AKIKO FUJITA: So there's company-specific stories. Yes, we are seeing a broader decline when we talk about valuations of these companies. How much of this is just about the shareholder pressure that's coming in? I mean, we heard that from a company like Uber that said, it is about profitability now. So these are companies that really focused on high growth, growth at all costs. But it's not necessarily-- if you look at a company like Netflix, it's not on the verge of a collapse.
DAN HOWLEY: No.
AKIKO FUJITA: It's just a resetting of expectations, right?
DAN HOWLEY: Right, it's that and-- that's the perfect way to put it is that it's each company's own individual problems are coming out of the wash almost as we see this market downturn. So you obviously have Intel, Nvidia-- they're dealing with issues related to chip availability. Nvidia is seeing some pullback potentially into the cloud space. Microsoft, they said that it's pressure from foreign exchange.
We have Twitter, obviously, the Elon Musk stuff. Meta, they're still dealing with the issues. I mean, they talk about Ukraine being a problem, as far as ads go into the future, as well as iOS privacy changes, right? So it's a lot of different things here. Redfin, they were saying-- the CEO was saying that they just need to start making money.
So it is that each of these companies are all hurting as a result of the way the market's going right now, despite kind of rebounding a little bit. But they have their own underlying issues that now they're saying, OK, if we're under pressure, we're going to have to deal with these. This is how we're going to do it. We're either going to freeze hiring, or we're going to have layoffs.
And you know, I think it is worth pointing out that the stalwarts are seemingly just doing slowdowns so far. Google has-- Alphabet, Google-- hasn't even announced anything as far as slowdowns or layoffs. Amazon basically saying, look, we just went hog wild hiring people to get things out the door.
AKIKO FUJITA: Right, especially over the last few years.
DAN HOWLEY: Right. But buying up real estate, there's talk of them trying to sublet some of their warehouses or unload them. They have land that they haven't even built on yet that they're just holding on to for the future. So the stalwarts seem to be holding on.
AKIKO FUJITA: Yeah.
DAN HOWLEY: But a lot of smaller companies, even the chip stuff, that seems to be hurting.
AKIKO FUJITA: Yeah, important to differentiate what we're hearing from Microsoft and Amazon is not the same as what we're seeing at a place like Coinbase.

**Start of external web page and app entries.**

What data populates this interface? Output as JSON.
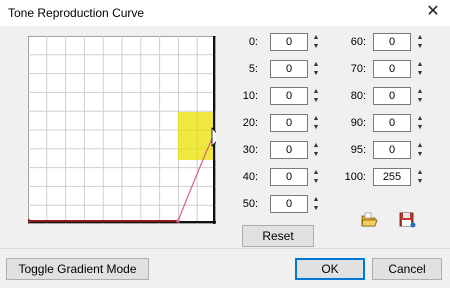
{
  "window": {
    "title": "Tone Reproduction Curve",
    "close_glyph": "✕"
  },
  "left_fields": [
    {
      "label": "0:",
      "value": "0"
    },
    {
      "label": "5:",
      "value": "0"
    },
    {
      "label": "10:",
      "value": "0"
    },
    {
      "label": "20:",
      "value": "0"
    },
    {
      "label": "30:",
      "value": "0"
    },
    {
      "label": "40:",
      "value": "0"
    },
    {
      "label": "50:",
      "value": "0"
    }
  ],
  "right_fields": [
    {
      "label": "60:",
      "value": "0"
    },
    {
      "label": "70:",
      "value": "0"
    },
    {
      "label": "80:",
      "value": "0"
    },
    {
      "label": "90:",
      "value": "0"
    },
    {
      "label": "95:",
      "value": "0"
    },
    {
      "label": "100:",
      "value": "255"
    }
  ],
  "spin": {
    "up": "▲",
    "down": "▼"
  },
  "buttons": {
    "reset": "Reset",
    "toggle_gradient": "Toggle Gradient Mode",
    "ok": "OK",
    "cancel": "Cancel"
  },
  "icons": {
    "open": "folder-open-icon",
    "save": "floppy-save-icon"
  },
  "colors": {
    "curve": "#d9627a",
    "baseline": "#8b1a1a",
    "highlight": "#e8e000",
    "accent": "#0078d7"
  }
}
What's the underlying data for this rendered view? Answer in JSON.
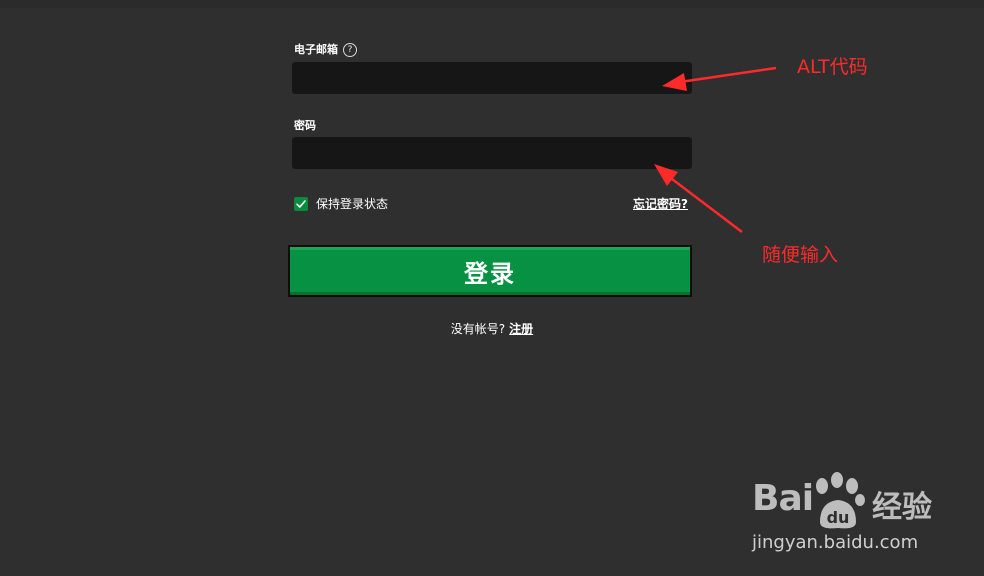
{
  "form": {
    "email_label": "电子邮箱",
    "help_glyph": "?",
    "email_value": "",
    "password_label": "密码",
    "password_value": "",
    "remember_label": "保持登录状态",
    "remember_checked": true,
    "forgot_label": "忘记密码?",
    "login_label": "登录",
    "no_account_text": "没有帐号?",
    "register_label": "注册"
  },
  "annotations": {
    "email_note": "ALT代码",
    "password_note": "随便输入"
  },
  "watermark": {
    "brand": "Bai",
    "brand_suffix": "经验",
    "url": "jingyan.baidu.com"
  },
  "colors": {
    "background": "#2f2f2f",
    "input_bg": "#161616",
    "accent_green": "#079143",
    "annotation_red": "#ff2a2a"
  },
  "icons": {
    "help": "help-circle-icon",
    "checkbox": "checkmark-icon",
    "arrow": "arrow-icon",
    "paw": "paw-icon"
  }
}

DAN HOWLEY: No, no, not at all.
AKIKO FUJITA: OK. Dan, you've got the story up on the site, so you can go and read that too. Thanks so much for that. Well, those layoffs at tech-adjacent real estate companies indicating--